A single number is required: how many lines in the records below contain "data".
[INPUT FOR THIS TASK]
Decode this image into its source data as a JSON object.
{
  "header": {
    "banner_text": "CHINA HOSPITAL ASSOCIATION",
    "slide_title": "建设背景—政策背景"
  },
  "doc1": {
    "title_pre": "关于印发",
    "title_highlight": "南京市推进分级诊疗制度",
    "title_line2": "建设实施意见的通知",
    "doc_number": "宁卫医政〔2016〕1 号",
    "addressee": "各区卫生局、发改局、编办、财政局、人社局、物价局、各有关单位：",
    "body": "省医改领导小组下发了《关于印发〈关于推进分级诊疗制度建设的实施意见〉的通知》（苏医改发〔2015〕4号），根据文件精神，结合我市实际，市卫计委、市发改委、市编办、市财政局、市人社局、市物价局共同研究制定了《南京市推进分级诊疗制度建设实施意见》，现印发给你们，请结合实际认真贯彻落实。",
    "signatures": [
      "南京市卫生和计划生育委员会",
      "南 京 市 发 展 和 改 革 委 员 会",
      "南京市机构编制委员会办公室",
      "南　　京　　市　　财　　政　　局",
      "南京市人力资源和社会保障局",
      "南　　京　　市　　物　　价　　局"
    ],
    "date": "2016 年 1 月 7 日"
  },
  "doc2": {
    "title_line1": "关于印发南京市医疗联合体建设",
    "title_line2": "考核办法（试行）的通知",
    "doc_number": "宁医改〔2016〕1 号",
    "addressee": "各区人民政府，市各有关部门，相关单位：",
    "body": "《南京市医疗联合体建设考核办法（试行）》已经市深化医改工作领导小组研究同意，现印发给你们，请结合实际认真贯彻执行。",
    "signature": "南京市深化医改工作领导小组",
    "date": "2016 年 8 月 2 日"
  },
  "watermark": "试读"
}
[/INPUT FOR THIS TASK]
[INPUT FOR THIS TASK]
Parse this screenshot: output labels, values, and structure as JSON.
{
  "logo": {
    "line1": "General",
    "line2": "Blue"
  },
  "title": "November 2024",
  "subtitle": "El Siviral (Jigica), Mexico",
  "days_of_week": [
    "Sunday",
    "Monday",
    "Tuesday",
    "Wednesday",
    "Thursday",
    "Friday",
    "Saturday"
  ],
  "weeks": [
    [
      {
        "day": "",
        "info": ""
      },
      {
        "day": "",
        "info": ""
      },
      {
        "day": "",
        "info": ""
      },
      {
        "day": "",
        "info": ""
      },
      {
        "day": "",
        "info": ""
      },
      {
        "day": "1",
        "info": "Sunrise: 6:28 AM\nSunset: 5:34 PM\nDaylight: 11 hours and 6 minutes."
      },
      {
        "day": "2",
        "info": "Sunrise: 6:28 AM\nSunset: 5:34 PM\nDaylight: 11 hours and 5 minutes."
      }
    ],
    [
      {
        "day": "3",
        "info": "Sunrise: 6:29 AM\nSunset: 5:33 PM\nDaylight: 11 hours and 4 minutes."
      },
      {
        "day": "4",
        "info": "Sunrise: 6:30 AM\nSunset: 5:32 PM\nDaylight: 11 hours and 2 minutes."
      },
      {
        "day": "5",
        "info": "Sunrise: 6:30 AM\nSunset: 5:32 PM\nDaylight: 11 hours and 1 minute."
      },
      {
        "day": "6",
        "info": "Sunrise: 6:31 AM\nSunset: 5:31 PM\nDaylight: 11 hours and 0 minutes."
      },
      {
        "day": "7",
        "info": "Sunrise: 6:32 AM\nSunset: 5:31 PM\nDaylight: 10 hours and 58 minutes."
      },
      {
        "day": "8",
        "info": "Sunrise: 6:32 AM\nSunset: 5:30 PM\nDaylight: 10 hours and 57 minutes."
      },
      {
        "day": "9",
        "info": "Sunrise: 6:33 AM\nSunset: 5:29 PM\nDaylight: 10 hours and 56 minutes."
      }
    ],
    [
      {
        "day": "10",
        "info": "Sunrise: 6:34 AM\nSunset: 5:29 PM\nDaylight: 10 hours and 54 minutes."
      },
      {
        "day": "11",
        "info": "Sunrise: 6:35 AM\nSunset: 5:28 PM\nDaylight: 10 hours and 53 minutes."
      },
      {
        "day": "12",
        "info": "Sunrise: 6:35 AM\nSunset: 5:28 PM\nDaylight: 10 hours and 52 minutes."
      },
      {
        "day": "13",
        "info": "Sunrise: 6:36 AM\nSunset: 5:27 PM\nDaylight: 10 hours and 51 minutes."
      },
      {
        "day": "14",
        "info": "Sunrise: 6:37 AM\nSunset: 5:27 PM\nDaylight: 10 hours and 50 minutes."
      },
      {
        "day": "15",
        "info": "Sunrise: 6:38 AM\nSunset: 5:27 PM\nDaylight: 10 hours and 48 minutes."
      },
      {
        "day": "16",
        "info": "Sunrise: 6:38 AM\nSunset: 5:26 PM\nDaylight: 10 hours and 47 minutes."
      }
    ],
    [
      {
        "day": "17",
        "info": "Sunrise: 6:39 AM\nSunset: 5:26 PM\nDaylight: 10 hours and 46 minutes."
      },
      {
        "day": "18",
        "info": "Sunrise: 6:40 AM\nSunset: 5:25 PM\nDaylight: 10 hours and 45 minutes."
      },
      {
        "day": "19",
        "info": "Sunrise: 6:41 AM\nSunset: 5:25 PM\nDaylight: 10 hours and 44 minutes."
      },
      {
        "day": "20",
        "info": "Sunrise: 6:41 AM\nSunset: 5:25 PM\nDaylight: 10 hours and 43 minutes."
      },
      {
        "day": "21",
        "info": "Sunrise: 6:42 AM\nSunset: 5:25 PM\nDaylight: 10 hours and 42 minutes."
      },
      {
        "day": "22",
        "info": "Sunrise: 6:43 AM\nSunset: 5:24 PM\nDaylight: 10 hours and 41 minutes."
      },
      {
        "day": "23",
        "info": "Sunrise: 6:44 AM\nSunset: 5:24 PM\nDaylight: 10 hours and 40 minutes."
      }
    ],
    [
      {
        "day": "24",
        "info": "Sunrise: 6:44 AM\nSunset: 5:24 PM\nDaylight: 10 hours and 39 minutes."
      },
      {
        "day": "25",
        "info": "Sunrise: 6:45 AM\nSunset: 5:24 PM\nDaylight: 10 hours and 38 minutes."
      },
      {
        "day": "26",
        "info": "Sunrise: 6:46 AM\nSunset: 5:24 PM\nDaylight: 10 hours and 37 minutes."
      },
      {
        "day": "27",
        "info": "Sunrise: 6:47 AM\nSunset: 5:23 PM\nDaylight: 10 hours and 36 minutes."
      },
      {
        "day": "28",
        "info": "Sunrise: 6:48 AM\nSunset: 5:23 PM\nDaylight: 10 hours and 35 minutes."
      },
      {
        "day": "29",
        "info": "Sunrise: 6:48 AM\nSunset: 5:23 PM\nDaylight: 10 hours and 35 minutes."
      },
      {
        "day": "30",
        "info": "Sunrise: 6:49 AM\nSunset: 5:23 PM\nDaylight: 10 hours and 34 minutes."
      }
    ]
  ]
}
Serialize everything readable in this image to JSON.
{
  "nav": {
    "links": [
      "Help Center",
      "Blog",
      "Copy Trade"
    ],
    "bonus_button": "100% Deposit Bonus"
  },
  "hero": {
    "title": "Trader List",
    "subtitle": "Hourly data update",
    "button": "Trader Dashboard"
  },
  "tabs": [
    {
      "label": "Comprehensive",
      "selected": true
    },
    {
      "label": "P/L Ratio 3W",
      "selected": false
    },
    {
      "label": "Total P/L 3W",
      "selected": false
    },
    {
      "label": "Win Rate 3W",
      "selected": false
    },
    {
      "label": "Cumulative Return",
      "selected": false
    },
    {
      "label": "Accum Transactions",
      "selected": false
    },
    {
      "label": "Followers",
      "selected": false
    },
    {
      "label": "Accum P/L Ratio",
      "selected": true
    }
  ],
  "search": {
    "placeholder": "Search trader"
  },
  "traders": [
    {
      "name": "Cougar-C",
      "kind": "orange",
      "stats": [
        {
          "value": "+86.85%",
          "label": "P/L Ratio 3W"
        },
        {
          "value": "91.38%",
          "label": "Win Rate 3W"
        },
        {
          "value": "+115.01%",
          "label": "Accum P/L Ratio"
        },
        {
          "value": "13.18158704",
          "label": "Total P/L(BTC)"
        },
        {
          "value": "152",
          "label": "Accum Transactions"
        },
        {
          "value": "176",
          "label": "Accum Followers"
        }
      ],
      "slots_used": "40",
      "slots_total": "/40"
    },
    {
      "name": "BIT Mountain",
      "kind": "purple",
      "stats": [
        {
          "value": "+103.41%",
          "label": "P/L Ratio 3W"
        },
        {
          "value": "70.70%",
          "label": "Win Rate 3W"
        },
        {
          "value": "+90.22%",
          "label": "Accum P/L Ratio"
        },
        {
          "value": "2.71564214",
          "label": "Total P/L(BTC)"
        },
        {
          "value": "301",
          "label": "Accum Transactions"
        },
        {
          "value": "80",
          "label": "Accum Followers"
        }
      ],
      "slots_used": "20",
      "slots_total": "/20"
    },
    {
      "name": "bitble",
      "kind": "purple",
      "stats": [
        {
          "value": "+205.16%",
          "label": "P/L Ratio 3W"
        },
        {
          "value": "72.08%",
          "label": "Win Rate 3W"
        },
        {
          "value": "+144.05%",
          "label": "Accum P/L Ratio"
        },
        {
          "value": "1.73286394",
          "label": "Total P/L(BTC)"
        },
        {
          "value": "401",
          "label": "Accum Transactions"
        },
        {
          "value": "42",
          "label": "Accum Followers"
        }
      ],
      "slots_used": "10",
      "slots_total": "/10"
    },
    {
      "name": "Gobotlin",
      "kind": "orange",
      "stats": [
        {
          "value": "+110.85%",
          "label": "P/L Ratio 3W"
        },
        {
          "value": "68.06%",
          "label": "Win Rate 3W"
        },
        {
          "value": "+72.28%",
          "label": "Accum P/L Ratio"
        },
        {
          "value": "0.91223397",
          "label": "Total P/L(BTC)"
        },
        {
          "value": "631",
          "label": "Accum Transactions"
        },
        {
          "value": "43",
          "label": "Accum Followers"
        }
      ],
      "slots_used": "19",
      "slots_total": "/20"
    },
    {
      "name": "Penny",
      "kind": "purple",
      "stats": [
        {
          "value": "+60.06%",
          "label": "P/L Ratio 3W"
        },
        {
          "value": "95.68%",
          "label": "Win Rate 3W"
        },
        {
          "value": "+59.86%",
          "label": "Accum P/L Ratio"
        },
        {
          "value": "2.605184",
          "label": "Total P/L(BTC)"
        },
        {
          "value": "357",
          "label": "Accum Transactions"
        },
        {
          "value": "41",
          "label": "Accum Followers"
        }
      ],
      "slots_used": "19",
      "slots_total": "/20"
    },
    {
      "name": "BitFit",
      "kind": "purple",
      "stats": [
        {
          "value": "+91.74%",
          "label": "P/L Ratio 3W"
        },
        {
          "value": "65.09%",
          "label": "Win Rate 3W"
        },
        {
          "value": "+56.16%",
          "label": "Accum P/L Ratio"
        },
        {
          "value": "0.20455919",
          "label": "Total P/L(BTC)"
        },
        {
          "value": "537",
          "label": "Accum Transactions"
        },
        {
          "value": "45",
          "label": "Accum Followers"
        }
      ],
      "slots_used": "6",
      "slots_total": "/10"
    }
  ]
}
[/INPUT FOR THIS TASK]
## EXERCISE ANSWER
2